• [Your objective]
If a line in the data below contains the word "JSON", copy it out.
Segment Start: Data shown
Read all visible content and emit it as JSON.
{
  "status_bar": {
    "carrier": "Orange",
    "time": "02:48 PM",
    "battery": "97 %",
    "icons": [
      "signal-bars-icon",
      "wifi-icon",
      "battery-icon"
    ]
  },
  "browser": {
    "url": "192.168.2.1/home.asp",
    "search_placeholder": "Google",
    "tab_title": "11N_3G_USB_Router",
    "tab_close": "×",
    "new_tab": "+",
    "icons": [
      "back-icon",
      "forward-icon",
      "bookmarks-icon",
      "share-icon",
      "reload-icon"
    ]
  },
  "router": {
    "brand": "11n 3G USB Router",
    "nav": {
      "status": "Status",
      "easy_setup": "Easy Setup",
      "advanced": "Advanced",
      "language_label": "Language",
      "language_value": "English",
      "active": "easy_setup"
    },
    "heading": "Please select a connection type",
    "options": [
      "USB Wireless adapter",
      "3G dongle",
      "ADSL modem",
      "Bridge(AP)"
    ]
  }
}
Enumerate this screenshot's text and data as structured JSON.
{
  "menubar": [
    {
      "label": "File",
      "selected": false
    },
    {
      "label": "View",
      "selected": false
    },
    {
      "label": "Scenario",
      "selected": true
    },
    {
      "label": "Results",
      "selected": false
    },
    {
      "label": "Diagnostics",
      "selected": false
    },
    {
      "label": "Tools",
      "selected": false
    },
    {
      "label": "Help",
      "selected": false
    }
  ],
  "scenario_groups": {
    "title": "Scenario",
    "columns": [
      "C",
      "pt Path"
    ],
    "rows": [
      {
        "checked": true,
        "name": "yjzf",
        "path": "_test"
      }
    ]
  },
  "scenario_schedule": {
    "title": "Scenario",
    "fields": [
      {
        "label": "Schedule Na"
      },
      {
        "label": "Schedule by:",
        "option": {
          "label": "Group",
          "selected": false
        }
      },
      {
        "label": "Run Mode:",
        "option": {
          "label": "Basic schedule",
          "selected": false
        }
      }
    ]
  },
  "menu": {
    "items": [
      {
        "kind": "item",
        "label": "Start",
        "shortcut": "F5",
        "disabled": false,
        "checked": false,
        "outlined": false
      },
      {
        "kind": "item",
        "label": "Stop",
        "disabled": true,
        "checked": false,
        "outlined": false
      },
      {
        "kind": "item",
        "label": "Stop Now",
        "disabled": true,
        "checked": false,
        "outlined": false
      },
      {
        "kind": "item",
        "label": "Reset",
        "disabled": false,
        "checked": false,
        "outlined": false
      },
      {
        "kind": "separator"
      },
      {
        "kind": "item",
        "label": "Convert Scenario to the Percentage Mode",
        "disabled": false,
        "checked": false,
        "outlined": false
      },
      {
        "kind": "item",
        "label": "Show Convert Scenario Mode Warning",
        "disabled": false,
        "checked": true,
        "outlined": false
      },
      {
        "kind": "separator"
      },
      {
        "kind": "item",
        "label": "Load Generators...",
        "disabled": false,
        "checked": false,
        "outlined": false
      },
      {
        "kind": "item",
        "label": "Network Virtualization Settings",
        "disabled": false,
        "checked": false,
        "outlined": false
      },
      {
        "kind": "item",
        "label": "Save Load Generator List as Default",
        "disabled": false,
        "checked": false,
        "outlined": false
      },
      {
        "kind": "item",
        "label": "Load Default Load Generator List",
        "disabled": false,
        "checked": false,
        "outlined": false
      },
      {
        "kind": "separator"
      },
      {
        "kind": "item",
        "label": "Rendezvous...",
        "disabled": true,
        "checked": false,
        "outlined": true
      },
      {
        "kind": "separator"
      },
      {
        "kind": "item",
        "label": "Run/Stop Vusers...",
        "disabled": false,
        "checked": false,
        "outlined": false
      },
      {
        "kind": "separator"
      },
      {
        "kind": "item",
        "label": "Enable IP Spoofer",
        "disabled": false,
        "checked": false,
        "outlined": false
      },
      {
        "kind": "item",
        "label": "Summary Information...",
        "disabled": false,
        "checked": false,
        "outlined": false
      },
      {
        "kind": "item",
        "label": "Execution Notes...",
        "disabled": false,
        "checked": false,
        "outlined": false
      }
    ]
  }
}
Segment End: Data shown
• [Written answer]
Read all visible content and emit it as JSON.
Enumerate this screenshot's text and data as structured JSON.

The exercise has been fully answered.